Each case is unique, and the goal is for the entire team – family, nursing, social services – is to aide the patient to fulfill their wishes and remain as comfortable as possible as the end approaches.

Call for advice and representation in elder care planning and end of life planning … 732-382-6070

Even in a nursing home, palliative care can be used to ease the way at the end of life

When a person moves out of their home and moves into a nursing home for their long-term care, they become a resident at the facility, because the long-term care facility (LTCF) is their new home. The resident  will receive mail there, can submit an absentee voting ballot from there, receive personal visitors and telephone calls there. This is why federal law and state law are couched in terms of “Resident’s Rights” rather than “Patient’s Rights.”

Many articles and studies can be found which show that at the end of life, people have a preference to die at home. If the “home” is a nursing home, facilities must develop an individualized care plan that is geared to the particular resident’s needs and goals. If the goal is comfort and avoiding medical interventions, the care plan can be worked around a palliative care plan which takes into account things such as inevitable weight loss, avoiding the insertion of a feeding tube, and treating the symptoms without requiring hospitalization to detect the cause of a condition (such as a fever). The health care proxy can refuse medical evaluations when detecting the cause will only lead to treatment which is unwanted. The point of palliative care is comfort care and the avoidance of a hospitalization, which can be a traumatizing transition for a resident that can lead to further complications and unwanted interventions.

The Centers for Medicaid and Medicare Services (CMS) publishes the RAI as the methodology for long term care facilities to assess and develop services. Look at page 1-9 in particular, section c.: “Identification of Outcomes—Determining the expected outcomes forms the basis for evaluating resident-specific goals and interventions that are designed to help residents achieve those goals. This also assists the interdisciplinary team in determining who needs to be involved to support the expected resident outcomes. Outcomes identification reinforces individualized care tenets by promoting the resident’s active participation in the process.” CMS MDS and RAI nursing home (May 2013)

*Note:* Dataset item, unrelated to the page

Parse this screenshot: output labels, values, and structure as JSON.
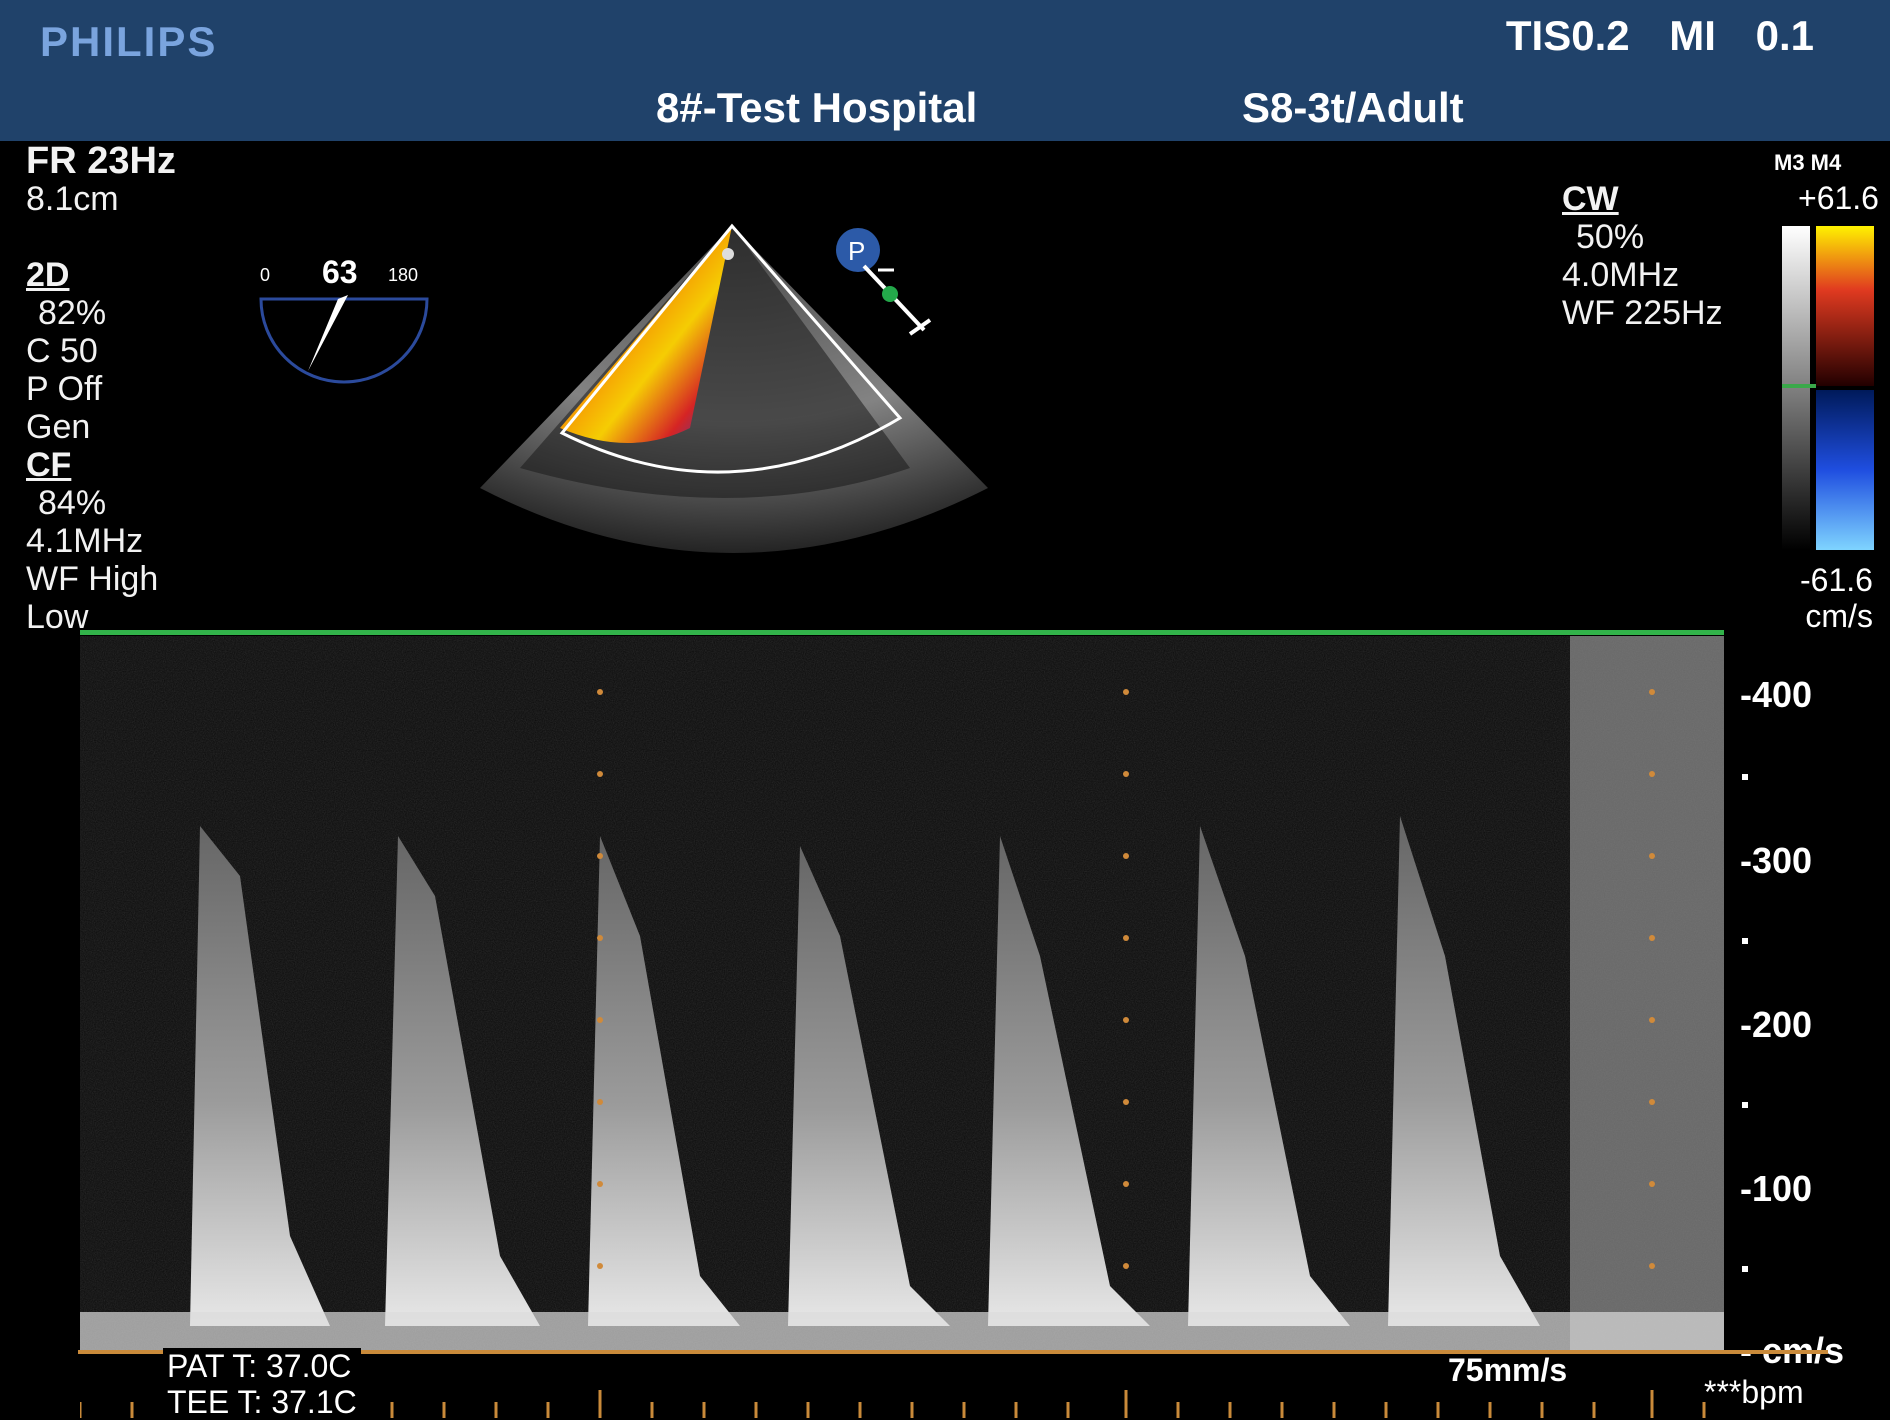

The resident’s doctor can issue standing Orders for the resident’s chart such as an out-of-hospital DNR (Do Not Resuscitate) or a DNH (Do Not Hospitalize). The health care proxy (and the resident, if possible) should have a discussion about the LTCF’s policy on Do Not Hospitalize orders. Under what circumstances would the facility require that the resident be transferred to an acute care facility? Insist on a thorough exploration with the facility’s team to determine what alternatives the Home can offer that would keep the resident comfortable, keep the other residents safe, and enable the resident to remain “at home.”

These techniques can help the health care representative carry out the resident’s wishes. A great deal of thought needs to be put into such planning, because health conditions can take unexpected turns. As always, creative advocacy based in the law is the key to success.

For legal advice and representation on elder care issues and nursing home care plans, call us at 732-382-6070